That is the -message to which the right hon. leader .of the opposition referred a moment ago. It will be observed (that Mr. Gardiner talks about disbandment but he leaves out that explanation which I requested ini connection with, their demands that they be allowed to go under their own organization. To -that we have not received any reply. As long as they stay together, as the Minister of Finance says, they will disband.
Now let me read the last answer which I wrote -while I was listening to the hon. member for Winnipeg North Centre:
Large number of so called strike marchers now at Regina have never been in relief camps and being homeless cannot be sent to any definite locality as being their homes. The federal government is ready and' willing - to feed these marchers at Lumsden and transport them to that point. Apparently leaders demand transportation to Vancouver as organized bands which we are not willing to do in
B.C. Relief Camp Strikers
view of the illegal character of their organization and avowed purposes of their leaders.

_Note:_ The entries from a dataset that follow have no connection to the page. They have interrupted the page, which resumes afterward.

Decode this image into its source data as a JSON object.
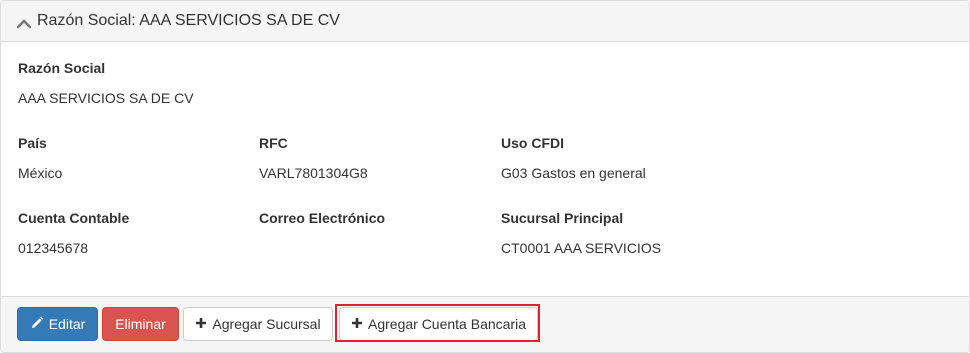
{
  "panel": {
    "title": "Razón Social: AAA SERVICIOS SA DE CV",
    "collapse_icon": "chevron-up-icon"
  },
  "fields": {
    "razon_social": {
      "label": "Razón Social",
      "value": "AAA SERVICIOS SA DE CV"
    },
    "pais": {
      "label": "País",
      "value": "México"
    },
    "rfc": {
      "label": "RFC",
      "value": "VARL7801304G8"
    },
    "uso_cfdi": {
      "label": "Uso CFDI",
      "value": "G03 Gastos en general"
    },
    "cuenta_contable": {
      "label": "Cuenta Contable",
      "value": "012345678"
    },
    "correo": {
      "label": "Correo Electrónico",
      "value": ""
    },
    "sucursal_principal": {
      "label": "Sucursal Principal",
      "value": "CT0001 AAA SERVICIOS"
    }
  },
  "footer": {
    "edit_label": "Editar",
    "edit_icon": "pencil-icon",
    "delete_label": "Eliminar",
    "add_branch_label": "Agregar Sucursal",
    "add_bank_account_label": "Agregar Cuenta Bancaria",
    "add_icon": "plus-icon"
  },
  "colors": {
    "primary": "#337ab7",
    "danger": "#d9534f",
    "highlight": "#e3202b",
    "heading_bg": "#f5f5f5"
  }
}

Of course we have no intention of interfering with any action you may decide to take that does not involve these men in violation of the laws of the country.
That is the position we have outlined in the telegrams that have passed between us to-day. I am not going to do more than merely indicate that that being the situation we are faced with an- organized attempt against the national life of Canada. This is not sporadic; it extends from coast to coast. It is not dominion wide; it extends to other sections of this continent. They started to-day at noon at Valcartier. A happy contented group of men have been preyed upon by agitators, and at noon to-day they said they were going to strike. This uprising against authority, against law and order, is in our judgment a considered and deliberate attempt to carry into effect the known doctrines of the communists. We are not prepared to yield to it; and what is more, we believe that it is not a matter of a province; it is a matter of the nation as a whole.
I will not burden you with the sheaves of telegrams that have come to me along the line, especially in the northern parts of Ontario and other parts of Canada, where the population is far better informed with respect to communistic doctrines and tendencies than it is, for instance, in the city of Ottawa, and where they make bold to say that they demand-not request but demand-that these things shall be done. They demand that these men shall continue their march upon Ottawa, these strikers, and that the police be withdrawn-"We demand that the police be withdrawn." The similarity in the language of the telegrams would seem to indicate that there was one master mind somewhere behind this movement, or several. And even the one from New York was couched in terms so like some that we have received from Toronto and other parts of Canada as to make one believe that they had a common origin.
It is not easy for me to speak at such length about a matter of this kind1 to-day. If I say that my night has been saddened and my day as well by what transpired yesterday, I suppose that will afford an opportunity for jeers-